Today is a story of biscuit woe. I’ve been pretending for a while that my biscuits turn out well, because, honestly, the first day they always taste good. But they turn to hockey pucks with great speed after that. My great grandmother’s recipe is no exception. It’s amazing how it was passed down to me: my grandmother’s sister learned it from her father when she was 8 years old to be able to fill in while my great grandmother, H, was ill; she had 13 children during her lifetime, so you could barely blame her for being under the weather! They didn’t have self-rising flour or electricity, so no mixers. Everything was beaten by hand in a wooden bowl.
The recipe is this:
4 cups flour
1/4 teaspoon baking soda
1/2 teaspoon salt
4 tablespoons lard (shortening)
1 cup butter milk
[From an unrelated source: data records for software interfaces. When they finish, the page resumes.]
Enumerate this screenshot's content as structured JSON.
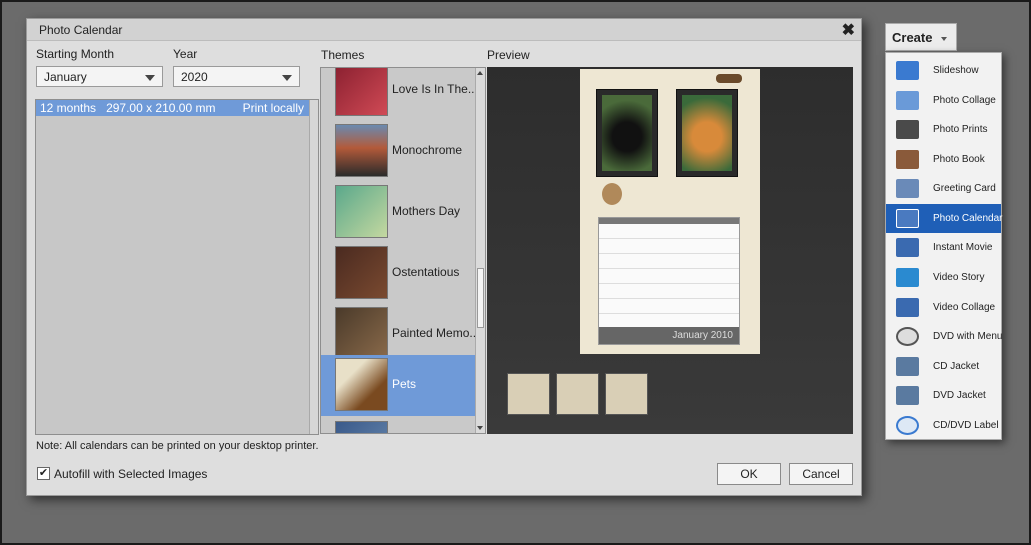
{
  "dialog": {
    "title": "Photo Calendar",
    "close_glyph": "✖",
    "starting_month_label": "Starting Month",
    "starting_month_value": "January",
    "year_label": "Year",
    "year_value": "2020",
    "themes_label": "Themes",
    "preview_label": "Preview",
    "size_row": {
      "months": "12 months",
      "size": "297.00 x 210.00 mm",
      "print": "Print locally"
    },
    "themes": [
      {
        "label": "Love Is In The...",
        "colors": [
          "#8a2030",
          "#d04a55"
        ]
      },
      {
        "label": "Monochrome",
        "colors": [
          "#2b2b2b",
          "#b35a3a"
        ]
      },
      {
        "label": "Mothers Day",
        "colors": [
          "#5aa88b",
          "#c4d8a0"
        ]
      },
      {
        "label": "Ostentatious",
        "colors": [
          "#4a2a20",
          "#7a4a30"
        ]
      },
      {
        "label": "Painted Memo...",
        "colors": [
          "#4a3a2a",
          "#8a6a4a"
        ]
      },
      {
        "label": "Pets",
        "colors": [
          "#7a4a20",
          "#e8e0c8"
        ],
        "selected": true
      },
      {
        "label": "",
        "colors": [
          "#3a5a8a",
          "#6a8ab0"
        ]
      }
    ],
    "calendar_month": "January 2010",
    "note": "Note: All calendars can be printed on your desktop printer.",
    "autofill_label": "Autofill with Selected Images",
    "autofill_checked": true,
    "ok_label": "OK",
    "cancel_label": "Cancel"
  },
  "create_menu": {
    "button_label": "Create",
    "items": [
      {
        "label": "Slideshow",
        "icon": "slideshow-icon",
        "color": "#3a7ad0"
      },
      {
        "label": "Photo Collage",
        "icon": "photo-collage-icon",
        "color": "#6a9ad8"
      },
      {
        "label": "Photo Prints",
        "icon": "printer-icon",
        "color": "#4a4a4a"
      },
      {
        "label": "Photo Book",
        "icon": "photo-book-icon",
        "color": "#8a5a3a"
      },
      {
        "label": "Greeting Card",
        "icon": "greeting-card-icon",
        "color": "#6a8ab8"
      },
      {
        "label": "Photo Calendar",
        "icon": "calendar-icon",
        "color": "#4a7ac0",
        "selected": true
      },
      {
        "label": "Instant Movie",
        "icon": "instant-movie-icon",
        "color": "#3a6ab0"
      },
      {
        "label": "Video Story",
        "icon": "video-story-icon",
        "color": "#2a8ad0"
      },
      {
        "label": "Video Collage",
        "icon": "video-collage-icon",
        "color": "#3a6ab0"
      },
      {
        "label": "DVD with Menu",
        "icon": "dvd-icon",
        "color": "#555555"
      },
      {
        "label": "CD Jacket",
        "icon": "cd-jacket-icon",
        "color": "#5a7aa0"
      },
      {
        "label": "DVD Jacket",
        "icon": "dvd-jacket-icon",
        "color": "#5a7aa0"
      },
      {
        "label": "CD/DVD Label",
        "icon": "disc-label-icon",
        "color": "#3a7ad0"
      }
    ]
  }
}
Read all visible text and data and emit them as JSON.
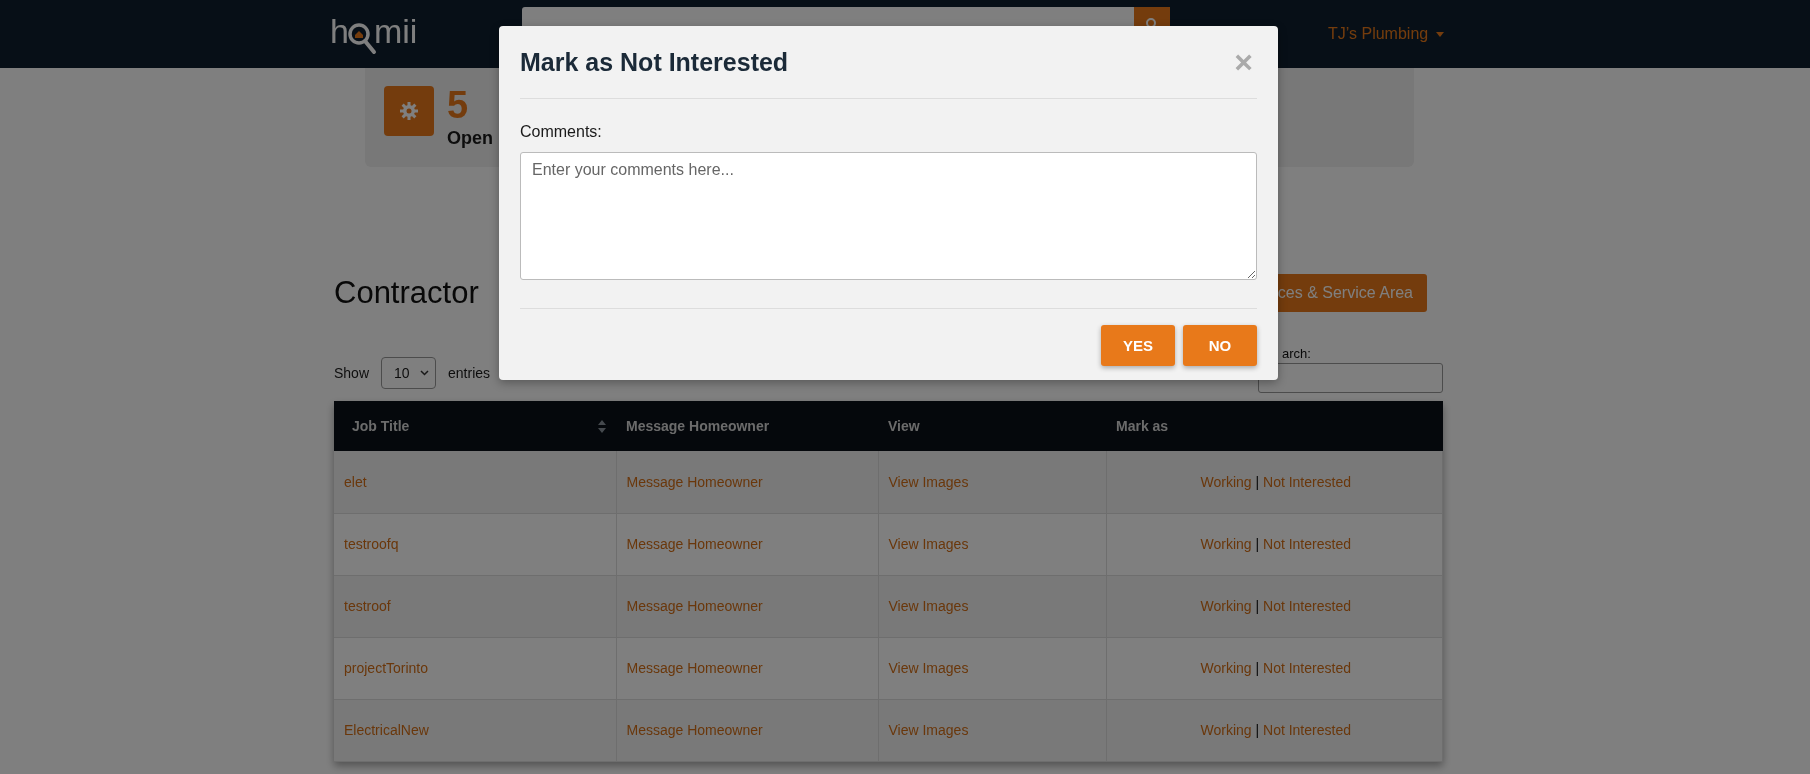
{
  "navbar": {
    "logo_start": "h",
    "logo_end": "mii",
    "account": "TJ’s Plumbing"
  },
  "stats": {
    "count": "5",
    "label": "Open"
  },
  "heading": "Contractor",
  "action_button": "ces & Service Area",
  "length_menu": {
    "label": "Show",
    "value": "10",
    "suffix": "entries"
  },
  "search_label": "arch:",
  "table": {
    "columns": [
      {
        "label": "Job Title",
        "sortable": true
      },
      {
        "label": "Message Homeowner",
        "sortable": false
      },
      {
        "label": "View",
        "sortable": false
      },
      {
        "label": "Mark as",
        "sortable": false
      }
    ],
    "rows": [
      {
        "job": "elet",
        "message": "Message Homeowner",
        "view": "View Images",
        "working": "Working",
        "separator": "|",
        "not_interested": "Not Interested"
      },
      {
        "job": "testroofq",
        "message": "Message Homeowner",
        "view": "View Images",
        "working": "Working",
        "separator": "|",
        "not_interested": "Not Interested"
      },
      {
        "job": "testroof",
        "message": "Message Homeowner",
        "view": "View Images",
        "working": "Working",
        "separator": "|",
        "not_interested": "Not Interested"
      },
      {
        "job": "projectTorinto",
        "message": "Message Homeowner",
        "view": "View Images",
        "working": "Working",
        "separator": "|",
        "not_interested": "Not Interested"
      },
      {
        "job": "ElectricalNew",
        "message": "Message Homeowner",
        "view": "View Images",
        "working": "Working",
        "separator": "|",
        "not_interested": "Not Interested"
      }
    ]
  },
  "modal": {
    "title": "Mark as Not Interested",
    "close": "×",
    "comments_label": "Comments:",
    "placeholder": "Enter your comments here...",
    "buttons": [
      "YES",
      "NO"
    ]
  }
}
Put the sifted flour in the mixing bowl and make a hole in the flour – add the buttermilk in the hole and sprinkle baking soda on the milk and add salt. Add lard and mix well until soft dough forms. Pinch off a ball of dough and shape to 1/2 inch thick large biscuits. Place on greased oven pan so the biscuits touch. Bake in 400 degree oven until a rich brown.
Let me tell you, this was where my substitution nature got the best of me. I hadn’t planned to try this recipe, but E was in town and we wanted to have a nice breakfast, so I made little corner-cuts until I realized my own recipe was unrecognizeable: no buttermilk so I used regular milk, the baking soda was old, the lard had to be subbed with crisco vegetable shortening. All in all, hockey pucks by midday, though our breakfast was delightful.
I need to return to T’s house, my friend who makes biscuits entirely by feel. I need, also, to buy new baking soda, which might solve my problems. More than anything, I’ve got to respect the biscuit recipe: they know what they are doing. It’s baking, after all: a science experiment. Cooking may yield something different and delicious when I improvise, but baking can be pretty unforgiving!